- **Source material**:
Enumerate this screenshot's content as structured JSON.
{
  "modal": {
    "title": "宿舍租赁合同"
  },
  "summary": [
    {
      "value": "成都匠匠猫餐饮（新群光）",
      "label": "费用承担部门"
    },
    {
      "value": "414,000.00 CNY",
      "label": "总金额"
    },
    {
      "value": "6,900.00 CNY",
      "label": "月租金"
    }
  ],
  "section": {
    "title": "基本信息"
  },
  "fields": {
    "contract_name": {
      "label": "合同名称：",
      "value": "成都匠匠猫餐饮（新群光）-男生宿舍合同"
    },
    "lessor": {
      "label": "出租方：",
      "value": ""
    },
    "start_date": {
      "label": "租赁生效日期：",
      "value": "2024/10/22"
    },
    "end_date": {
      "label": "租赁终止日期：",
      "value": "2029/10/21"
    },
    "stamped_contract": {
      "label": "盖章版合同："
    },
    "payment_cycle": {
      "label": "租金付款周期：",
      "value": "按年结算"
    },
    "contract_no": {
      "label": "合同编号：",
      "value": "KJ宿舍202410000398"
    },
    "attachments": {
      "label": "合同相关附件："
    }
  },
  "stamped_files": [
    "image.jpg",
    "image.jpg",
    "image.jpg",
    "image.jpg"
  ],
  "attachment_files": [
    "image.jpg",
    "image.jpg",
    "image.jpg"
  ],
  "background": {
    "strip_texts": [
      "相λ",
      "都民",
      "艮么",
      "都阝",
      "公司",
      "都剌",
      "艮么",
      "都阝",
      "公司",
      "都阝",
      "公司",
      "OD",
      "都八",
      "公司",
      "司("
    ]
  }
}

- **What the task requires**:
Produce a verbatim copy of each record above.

- **The answer**:
Enumerate this screenshot's content as structured JSON.
{
  "modal": {
    "title": "宿舍租赁合同"
  },
  "summary": [
    {
      "value": "成都匠匠猫餐饮（新群光）",
      "label": "费用承担部门"
    },
    {
      "value": "414,000.00 CNY",
      "label": "总金额"
    },
    {
      "value": "6,900.00 CNY",
      "label": "月租金"
    }
  ],
  "section": {
    "title": "基本信息"
  },
  "fields": {
    "contract_name": {
      "label": "合同名称：",
      "value": "成都匠匠猫餐饮（新群光）-男生宿舍合同"
    },
    "lessor": {
      "label": "出租方：",
      "value": ""
    },
    "start_date": {
      "label": "租赁生效日期：",
      "value": "2024/10/22"
    },
    "end_date": {
      "label": "租赁终止日期：",
      "value": "2029/10/21"
    },
    "stamped_contract": {
      "label": "盖章版合同："
    },
    "payment_cycle": {
      "label": "租金付款周期：",
      "value": "按年结算"
    },
    "contract_no": {
      "label": "合同编号：",
      "value": "KJ宿舍202410000398"
    },
    "attachments": {
      "label": "合同相关附件："
    }
  },
  "stamped_files": [
    "image.jpg",
    "image.jpg",
    "image.jpg",
    "image.jpg"
  ],
  "attachment_files": [
    "image.jpg",
    "image.jpg",
    "image.jpg"
  ],
  "background": {
    "strip_texts": [
      "相λ",
      "都民",
      "艮么",
      "都阝",
      "公司",
      "都剌",
      "艮么",
      "都阝",
      "公司",
      "都阝",
      "公司",
      "OD",
      "都八",
      "公司",
      "司("
    ]
  }
}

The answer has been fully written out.